*** Data for this exercise ***

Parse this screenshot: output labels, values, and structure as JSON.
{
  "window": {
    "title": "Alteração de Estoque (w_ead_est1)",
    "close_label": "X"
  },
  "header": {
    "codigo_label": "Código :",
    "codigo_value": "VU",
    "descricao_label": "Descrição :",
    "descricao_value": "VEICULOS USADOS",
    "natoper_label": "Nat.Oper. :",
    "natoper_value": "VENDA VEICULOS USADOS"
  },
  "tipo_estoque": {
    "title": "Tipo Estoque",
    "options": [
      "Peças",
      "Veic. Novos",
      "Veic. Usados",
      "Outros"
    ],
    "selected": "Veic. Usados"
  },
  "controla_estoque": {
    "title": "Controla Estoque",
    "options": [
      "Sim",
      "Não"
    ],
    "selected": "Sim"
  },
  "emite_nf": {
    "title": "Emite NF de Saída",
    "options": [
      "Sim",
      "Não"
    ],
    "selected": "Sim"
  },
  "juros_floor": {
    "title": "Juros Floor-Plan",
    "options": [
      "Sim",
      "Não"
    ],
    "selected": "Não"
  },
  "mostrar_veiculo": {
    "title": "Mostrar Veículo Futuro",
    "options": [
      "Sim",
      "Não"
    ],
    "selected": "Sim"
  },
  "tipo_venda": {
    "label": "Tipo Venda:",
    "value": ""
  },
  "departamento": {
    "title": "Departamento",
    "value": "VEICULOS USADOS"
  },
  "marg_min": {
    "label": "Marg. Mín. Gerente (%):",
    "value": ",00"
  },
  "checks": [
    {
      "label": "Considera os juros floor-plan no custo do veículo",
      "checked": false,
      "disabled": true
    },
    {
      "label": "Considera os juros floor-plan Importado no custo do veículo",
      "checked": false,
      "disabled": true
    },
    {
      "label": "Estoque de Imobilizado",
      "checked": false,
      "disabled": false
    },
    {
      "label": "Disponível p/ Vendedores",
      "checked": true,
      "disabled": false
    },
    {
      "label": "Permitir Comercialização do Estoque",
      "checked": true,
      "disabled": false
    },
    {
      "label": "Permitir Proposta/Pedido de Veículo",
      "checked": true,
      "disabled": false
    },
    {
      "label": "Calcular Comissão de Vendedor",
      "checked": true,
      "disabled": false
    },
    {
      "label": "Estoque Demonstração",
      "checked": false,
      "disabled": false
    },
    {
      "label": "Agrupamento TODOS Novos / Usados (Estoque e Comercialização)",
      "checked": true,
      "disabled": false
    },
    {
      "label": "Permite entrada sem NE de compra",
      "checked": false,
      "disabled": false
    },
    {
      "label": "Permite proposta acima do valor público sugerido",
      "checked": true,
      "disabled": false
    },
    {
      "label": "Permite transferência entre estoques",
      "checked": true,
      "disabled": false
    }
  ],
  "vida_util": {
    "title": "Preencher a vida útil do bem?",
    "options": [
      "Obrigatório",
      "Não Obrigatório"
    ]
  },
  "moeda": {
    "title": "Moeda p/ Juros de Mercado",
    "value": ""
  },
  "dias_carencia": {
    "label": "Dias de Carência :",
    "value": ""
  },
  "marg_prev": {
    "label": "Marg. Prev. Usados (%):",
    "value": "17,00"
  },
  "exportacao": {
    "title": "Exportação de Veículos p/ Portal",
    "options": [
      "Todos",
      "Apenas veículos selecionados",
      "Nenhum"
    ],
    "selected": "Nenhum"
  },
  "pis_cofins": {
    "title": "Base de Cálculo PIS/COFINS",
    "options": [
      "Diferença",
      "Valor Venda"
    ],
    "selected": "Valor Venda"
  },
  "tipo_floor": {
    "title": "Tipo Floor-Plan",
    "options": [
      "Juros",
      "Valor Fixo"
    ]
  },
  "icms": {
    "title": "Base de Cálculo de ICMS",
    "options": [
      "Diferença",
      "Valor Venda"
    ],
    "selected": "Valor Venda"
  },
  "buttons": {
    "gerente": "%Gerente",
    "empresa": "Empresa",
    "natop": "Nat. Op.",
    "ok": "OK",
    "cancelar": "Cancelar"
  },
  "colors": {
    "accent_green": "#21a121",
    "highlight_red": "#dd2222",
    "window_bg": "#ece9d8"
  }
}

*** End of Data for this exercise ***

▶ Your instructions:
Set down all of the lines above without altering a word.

▶ Task output:
Parse this screenshot: output labels, values, and structure as JSON.
{
  "window": {
    "title": "Alteração de Estoque (w_ead_est1)",
    "close_label": "X"
  },
  "header": {
    "codigo_label": "Código :",
    "codigo_value": "VU",
    "descricao_label": "Descrição :",
    "descricao_value": "VEICULOS USADOS",
    "natoper_label": "Nat.Oper. :",
    "natoper_value": "VENDA VEICULOS USADOS"
  },
  "tipo_estoque": {
    "title": "Tipo Estoque",
    "options": [
      "Peças",
      "Veic. Novos",
      "Veic. Usados",
      "Outros"
    ],
    "selected": "Veic. Usados"
  },
  "controla_estoque": {
    "title": "Controla Estoque",
    "options": [
      "Sim",
      "Não"
    ],
    "selected": "Sim"
  },
  "emite_nf": {
    "title": "Emite NF de Saída",
    "options": [
      "Sim",
      "Não"
    ],
    "selected": "Sim"
  },
  "juros_floor": {
    "title": "Juros Floor-Plan",
    "options": [
      "Sim",
      "Não"
    ],
    "selected": "Não"
  },
  "mostrar_veiculo": {
    "title": "Mostrar Veículo Futuro",
    "options": [
      "Sim",
      "Não"
    ],
    "selected": "Sim"
  },
  "tipo_venda": {
    "label": "Tipo Venda:",
    "value": ""
  },
  "departamento": {
    "title": "Departamento",
    "value": "VEICULOS USADOS"
  },
  "marg_min": {
    "label": "Marg. Mín. Gerente (%):",
    "value": ",00"
  },
  "checks": [
    {
      "label": "Considera os juros floor-plan no custo do veículo",
      "checked": false,
      "disabled": true
    },
    {
      "label": "Considera os juros floor-plan Importado no custo do veículo",
      "checked": false,
      "disabled": true
    },
    {
      "label": "Estoque de Imobilizado",
      "checked": false,
      "disabled": false
    },
    {
      "label": "Disponível p/ Vendedores",
      "checked": true,
      "disabled": false
    },
    {
      "label": "Permitir Comercialização do Estoque",
      "checked": true,
      "disabled": false
    },
    {
      "label": "Permitir Proposta/Pedido de Veículo",
      "checked": true,
      "disabled": false
    },
    {
      "label": "Calcular Comissão de Vendedor",
      "checked": true,
      "disabled": false
    },
    {
      "label": "Estoque Demonstração",
      "checked": false,
      "disabled": false
    },
    {
      "label": "Agrupamento TODOS Novos / Usados (Estoque e Comercialização)",
      "checked": true,
      "disabled": false
    },
    {
      "label": "Permite entrada sem NE de compra",
      "checked": false,
      "disabled": false
    },
    {
      "label": "Permite proposta acima do valor público sugerido",
      "checked": true,
      "disabled": false
    },
    {
      "label": "Permite transferência entre estoques",
      "checked": true,
      "disabled": false
    }
  ],
  "vida_util": {
    "title": "Preencher a vida útil do bem?",
    "options": [
      "Obrigatório",
      "Não Obrigatório"
    ]
  },
  "moeda": {
    "title": "Moeda p/ Juros de Mercado",
    "value": ""
  },
  "dias_carencia": {
    "label": "Dias de Carência :",
    "value": ""
  },
  "marg_prev": {
    "label": "Marg. Prev. Usados (%):",
    "value": "17,00"
  },
  "exportacao": {
    "title": "Exportação de Veículos p/ Portal",
    "options": [
      "Todos",
      "Apenas veículos selecionados",
      "Nenhum"
    ],
    "selected": "Nenhum"
  },
  "pis_cofins": {
    "title": "Base de Cálculo PIS/COFINS",
    "options": [
      "Diferença",
      "Valor Venda"
    ],
    "selected": "Valor Venda"
  },
  "tipo_floor": {
    "title": "Tipo Floor-Plan",
    "options": [
      "Juros",
      "Valor Fixo"
    ]
  },
  "icms": {
    "title": "Base de Cálculo de ICMS",
    "options": [
      "Diferença",
      "Valor Venda"
    ],
    "selected": "Valor Venda"
  },
  "buttons": {
    "gerente": "%Gerente",
    "empresa": "Empresa",
    "natop": "Nat. Op.",
    "ok": "OK",
    "cancelar": "Cancelar"
  },
  "colors": {
    "accent_green": "#21a121",
    "highlight_red": "#dd2222",
    "window_bg": "#ece9d8"
  }
}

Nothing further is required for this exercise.